## WHAT NEEDS TO BE DONE
Copy each line of the data beneath in which the word "Recorder" appears.

## TASK MATERIAL
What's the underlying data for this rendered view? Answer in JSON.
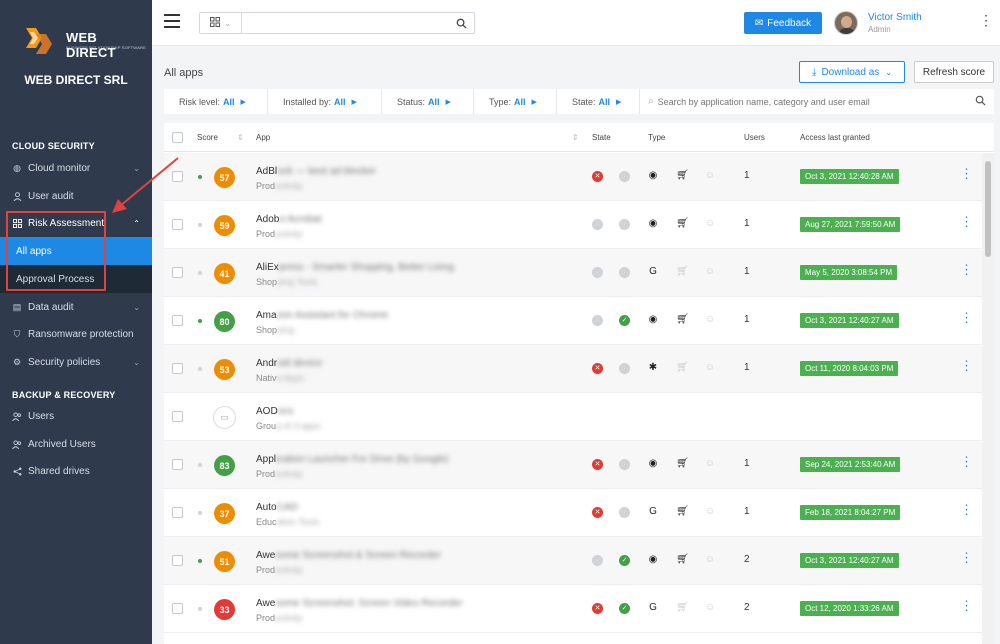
{
  "brand": {
    "logo_text": "WEB DIRECT",
    "logo_sub": "BUSINESS RELATIONSHIP SOFTWARE"
  },
  "sidebar": {
    "company": "WEB DIRECT SRL",
    "section_cloud": "CLOUD SECURITY",
    "section_backup": "BACKUP & RECOVERY",
    "items": [
      {
        "label": "Cloud monitor",
        "icon": "globe-icon"
      },
      {
        "label": "User audit",
        "icon": "user-icon"
      },
      {
        "label": "Risk Assessment",
        "icon": "grid-icon"
      },
      {
        "label": "All apps"
      },
      {
        "label": "Approval Process"
      },
      {
        "label": "Data audit",
        "icon": "document-icon"
      },
      {
        "label": "Ransomware protection",
        "icon": "shield-icon"
      },
      {
        "label": "Security policies",
        "icon": "gear-icon"
      },
      {
        "label": "Users",
        "icon": "users-icon"
      },
      {
        "label": "Archived Users",
        "icon": "archived-users-icon"
      },
      {
        "label": "Shared drives",
        "icon": "share-icon"
      }
    ]
  },
  "topbar": {
    "search_placeholder": "",
    "feedback_label": "Feedback",
    "user_name": "Victor Smith",
    "user_role": "Admin"
  },
  "page": {
    "title": "All apps",
    "download_label": "Download as",
    "refresh_label": "Refresh score"
  },
  "filters": [
    {
      "label": "Risk level:",
      "value": "All"
    },
    {
      "label": "Installed by:",
      "value": "All"
    },
    {
      "label": "Status:",
      "value": "All"
    },
    {
      "label": "Type:",
      "value": "All"
    },
    {
      "label": "State:",
      "value": "All"
    }
  ],
  "filter_search_placeholder": "Search by application name, category and user email",
  "table": {
    "headers": {
      "score": "Score",
      "app": "App",
      "state": "State",
      "type": "Type",
      "users": "Users",
      "access": "Access last granted"
    },
    "rows": [
      {
        "score": "57",
        "score_color": "#f08c00",
        "dot": "#43a047",
        "name": "AdBl",
        "name_blur": "ock — best ad blocker",
        "cat": "Prod",
        "cat_blur": "uctivity",
        "state": [
          "red",
          "grey"
        ],
        "type": [
          "chrome",
          "cart",
          "user-dim"
        ],
        "users": "1",
        "access": "Oct 3, 2021 12:40:28 AM"
      },
      {
        "score": "59",
        "score_color": "#f08c00",
        "dot": "#cfd2d6",
        "name": "Adob",
        "name_blur": "e Acrobat",
        "cat": "Prod",
        "cat_blur": "uctivity",
        "state": [
          "grey",
          "grey"
        ],
        "type": [
          "chrome",
          "cart",
          "user-dim"
        ],
        "users": "1",
        "access": "Aug 27, 2021 7:59:50 AM"
      },
      {
        "score": "41",
        "score_color": "#f08c00",
        "dot": "#cfd2d6",
        "name": "AliEx",
        "name_blur": "press - Smarter Shopping, Better Living",
        "cat": "Shop",
        "cat_blur": "ping Tools",
        "state": [
          "grey",
          "grey"
        ],
        "type": [
          "google",
          "cart-dim",
          "user-dim"
        ],
        "users": "1",
        "access": "May 5, 2020 3:08:54 PM"
      },
      {
        "score": "80",
        "score_color": "#43a047",
        "dot": "#43a047",
        "name": "Ama",
        "name_blur": "zon Assistant for Chrome",
        "cat": "Shop",
        "cat_blur": "ping",
        "state": [
          "grey",
          "green"
        ],
        "type": [
          "chrome",
          "cart",
          "user-dim"
        ],
        "users": "1",
        "access": "Oct 3, 2021 12:40:27 AM"
      },
      {
        "score": "53",
        "score_color": "#f08c00",
        "dot": "#cfd2d6",
        "name": "Andr",
        "name_blur": "oid device",
        "cat": "Nativ",
        "cat_blur": "e Apps",
        "state": [
          "red",
          "grey"
        ],
        "type": [
          "android",
          "cart-dim",
          "user-dim"
        ],
        "users": "1",
        "access": "Oct 11, 2020 8:04:03 PM"
      },
      {
        "score": "",
        "score_color": "",
        "dot": "",
        "name": "AOD",
        "name_blur": "ocs",
        "cat": "Grou",
        "cat_blur": "p of 3 apps",
        "state": [],
        "type": [],
        "users": "",
        "access": ""
      },
      {
        "score": "83",
        "score_color": "#43a047",
        "dot": "#cfd2d6",
        "name": "Appl",
        "name_blur": "ication Launcher For Drive (by Google)",
        "cat": "Prod",
        "cat_blur": "uctivity",
        "state": [
          "red",
          "grey"
        ],
        "type": [
          "chrome",
          "cart",
          "user-dim"
        ],
        "users": "1",
        "access": "Sep 24, 2021 2:53:40 AM"
      },
      {
        "score": "37",
        "score_color": "#f08c00",
        "dot": "#cfd2d6",
        "name": "Auto",
        "name_blur": "CAD",
        "cat": "Educ",
        "cat_blur": "ation Tools",
        "state": [
          "red",
          "grey"
        ],
        "type": [
          "google",
          "cart",
          "user-dim"
        ],
        "users": "1",
        "access": "Feb 18, 2021 8:04:27 PM"
      },
      {
        "score": "51",
        "score_color": "#f08c00",
        "dot": "#43a047",
        "name": "Awe",
        "name_blur": "some Screenshot & Screen Recorder",
        "cat": "Prod",
        "cat_blur": "uctivity",
        "state": [
          "grey",
          "green"
        ],
        "type": [
          "chrome",
          "cart",
          "user-dim"
        ],
        "users": "2",
        "access": "Oct 3, 2021 12:40:27 AM"
      },
      {
        "score": "33",
        "score_color": "#e53935",
        "dot": "#cfd2d6",
        "name": "Awe",
        "name_blur": "some Screenshot: Screen Video Recorder",
        "cat": "Prod",
        "cat_blur": "uctivity",
        "state": [
          "red",
          "green"
        ],
        "type": [
          "google",
          "cart-dim",
          "user-dim"
        ],
        "users": "2",
        "access": "Oct 12, 2020 1:33:26 AM"
      }
    ]
  },
  "colors": {
    "accent": "#1e88e5",
    "sidebar": "#2f3b4c",
    "badge": "#4caf50",
    "annotation": "#e0433d"
  }
}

## WRITTEN ANSWER
        "name_blur": "some Screenshot & Screen Recorder",
        "name_blur": "some Screenshot: Screen Video Recorder",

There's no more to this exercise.